**THE PROBLEM:**
Scan the entries for the word "icon" and return every line that has it.

**RECORDS PROVIDED:**
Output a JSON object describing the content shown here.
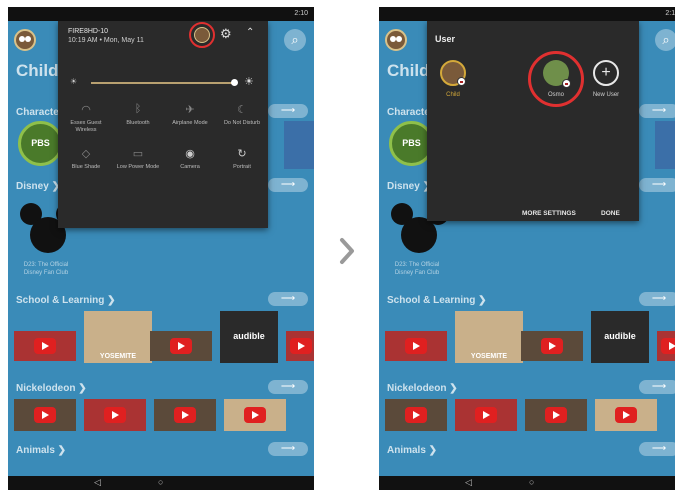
{
  "status_bar": {
    "right_text_left": "",
    "right_text_right": "2:10"
  },
  "quick_settings": {
    "device_name": "FIRE8HD-10",
    "datetime": "10:19 AM • Mon, May 11",
    "brightness_level": 1.0,
    "tiles": [
      {
        "icon": "wifi-icon",
        "label": "Essex Guest Wireless"
      },
      {
        "icon": "bluetooth-icon",
        "label": "Bluetooth"
      },
      {
        "icon": "airplane-icon",
        "label": "Airplane Mode"
      },
      {
        "icon": "moon-icon",
        "label": "Do Not Disturb"
      },
      {
        "icon": "blue-shade-icon",
        "label": "Blue Shade"
      },
      {
        "icon": "battery-icon",
        "label": "Low Power Mode"
      },
      {
        "icon": "camera-icon",
        "label": "Camera"
      },
      {
        "icon": "rotate-icon",
        "label": "Portrait"
      }
    ]
  },
  "user_panel": {
    "title": "User",
    "users": [
      {
        "name": "Child",
        "name_color": "#d4a93a",
        "avatar": "owl-avatar"
      },
      {
        "name": "Osmo",
        "name_color": "#cfcfcf",
        "avatar": "osmo-avatar"
      },
      {
        "name": "New User",
        "name_color": "#cfcfcf",
        "avatar": "plus-icon"
      }
    ],
    "more_settings": "MORE SETTINGS",
    "done": "DONE"
  },
  "kids_app": {
    "profile_title": "Child",
    "sections": {
      "characters": "Characte",
      "disney": "Disney ❯",
      "school": "School & Learning ❯",
      "nickelodeon": "Nickelodeon ❯",
      "animals": "Animals ❯"
    },
    "pbs_label": "PBS",
    "disney_caption": "D23: The Official Disney Fan Club",
    "yosemite_label": "YOSEMITE",
    "audible_label": "audible"
  },
  "colors": {
    "highlight": "#e03030",
    "app_background": "#3a8bb8",
    "panel_background": "#2a2a2a"
  }
}
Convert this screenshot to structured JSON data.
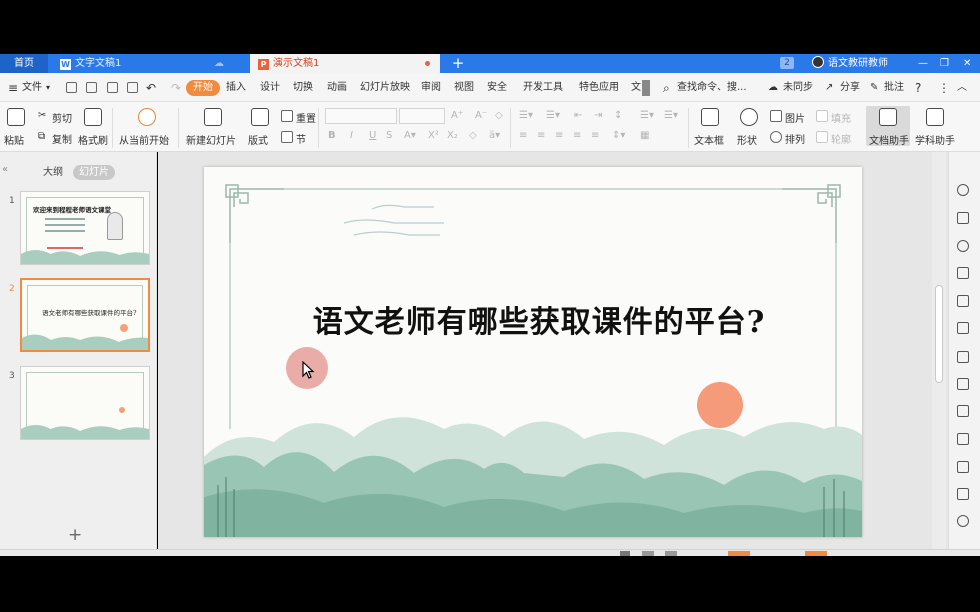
{
  "tabbar": {
    "home": "首页",
    "doc_tab": "文字文稿1",
    "ppt_tab": "演示文稿1",
    "new_tab": "+",
    "badge": "2",
    "user": "语文教研教师"
  },
  "menu": {
    "file": "文件",
    "start": "开始",
    "items": [
      "插入",
      "设计",
      "切换",
      "动画",
      "幻灯片放映",
      "审阅",
      "视图",
      "安全",
      "开发工具",
      "特色应用",
      "文"
    ],
    "search": "查找命令、搜...",
    "sync": "未同步",
    "share": "分享",
    "comment": "批注"
  },
  "ribbon": {
    "paste": "粘贴",
    "cut": "剪切",
    "copy": "复制",
    "format_painter": "格式刷",
    "from_current": "从当前开始",
    "new_slide": "新建幻灯片",
    "layout": "版式",
    "reset": "重置",
    "section": "节",
    "bold": "B",
    "italic": "I",
    "underline": "U",
    "textbox": "文本框",
    "shape": "形状",
    "picture": "图片",
    "arrange": "排列",
    "fill": "填充",
    "outline": "轮廓",
    "doc_assistant": "文档助手",
    "subject_assistant": "学科助手"
  },
  "left_panel": {
    "outline_tab": "大纲",
    "slides_tab": "幻灯片",
    "slides": [
      {
        "num": "1",
        "title": "欢迎来到程程老师语文课堂"
      },
      {
        "num": "2",
        "title": "语文老师有哪些获取课件的平台?"
      },
      {
        "num": "3",
        "title": ""
      }
    ],
    "add": "+"
  },
  "slide": {
    "title": "语文老师有哪些获取课件的平台?"
  },
  "colors": {
    "tab_blue": "#2a79e8",
    "accent_orange": "#f08b40",
    "sun": "#f4906a",
    "mountain": "#8fbfae"
  }
}
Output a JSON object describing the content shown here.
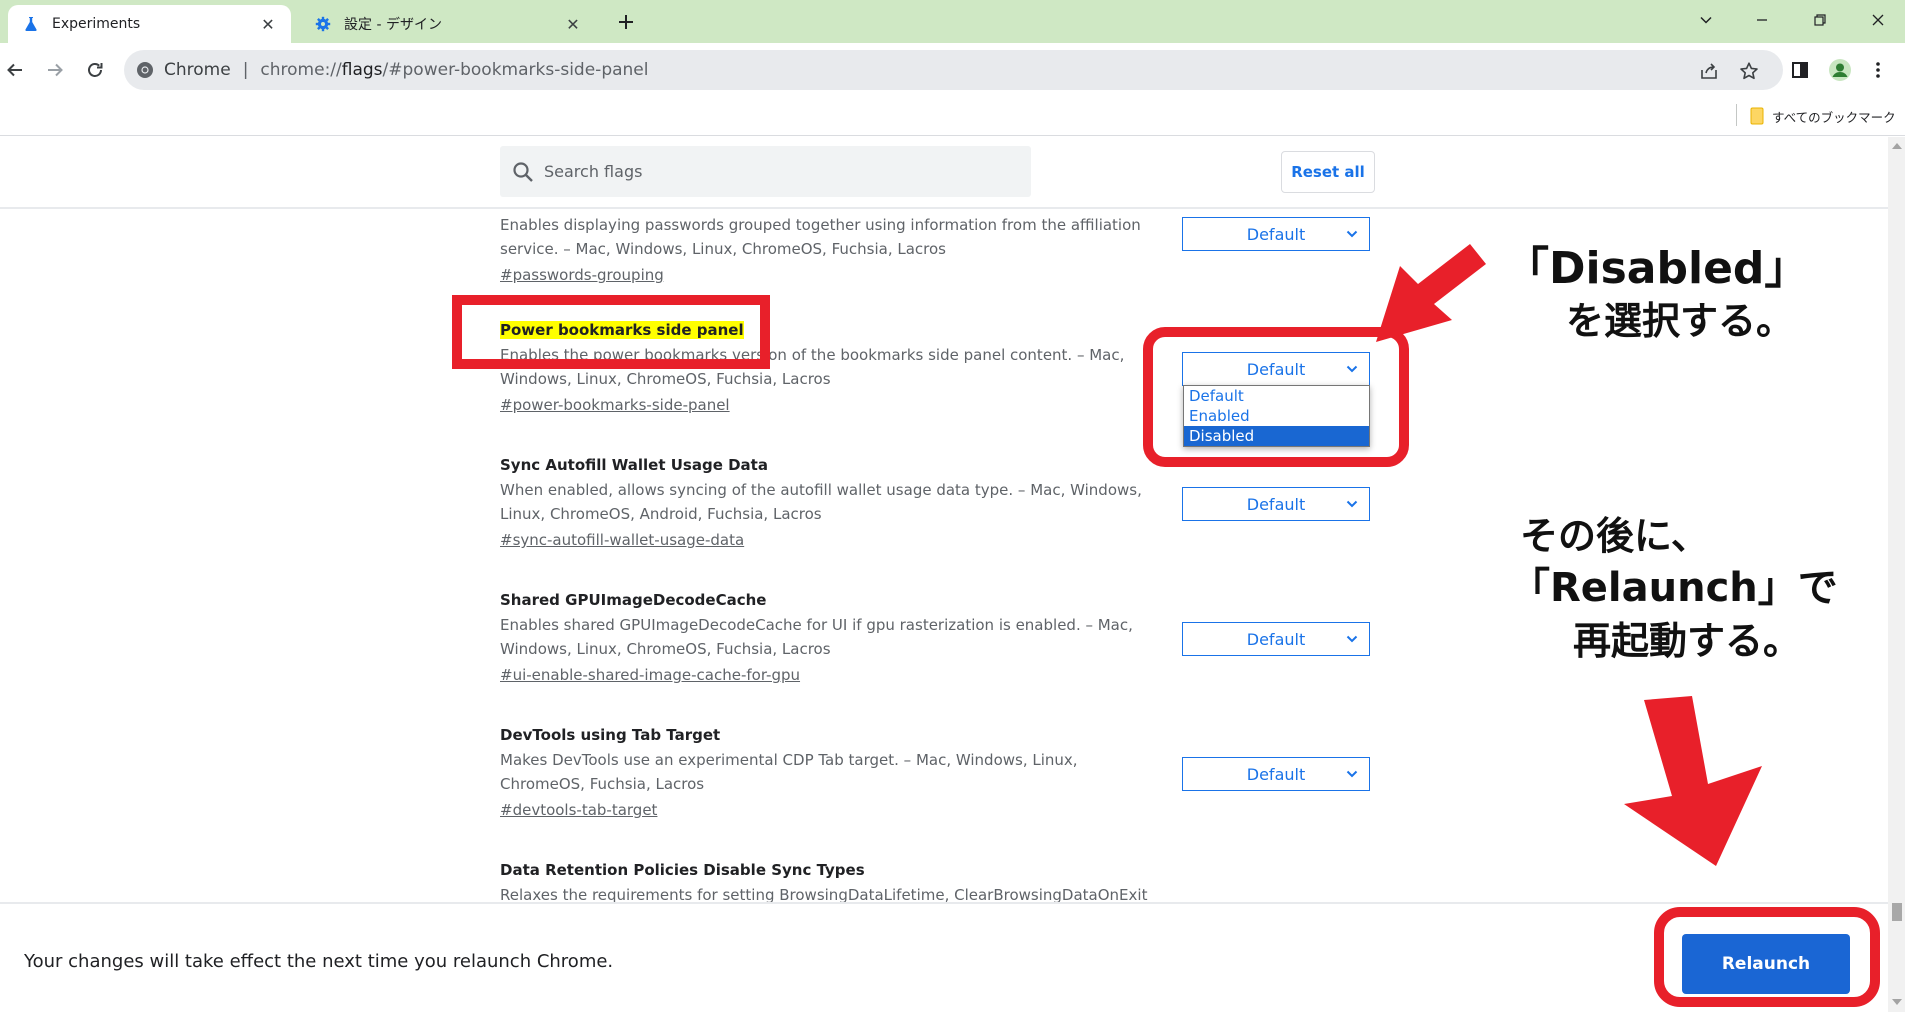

**SOLUTION:**
        "icon": "wifi-icon",
        "icon": "bluetooth-icon",
        "icon": "airplane-icon",
        "icon": "moon-icon",
        "icon": "blue-shade-icon",
        "icon": "battery-icon",
        "icon": "camera-icon",
        "icon": "rotate-icon",
        "avatar": "plus-icon"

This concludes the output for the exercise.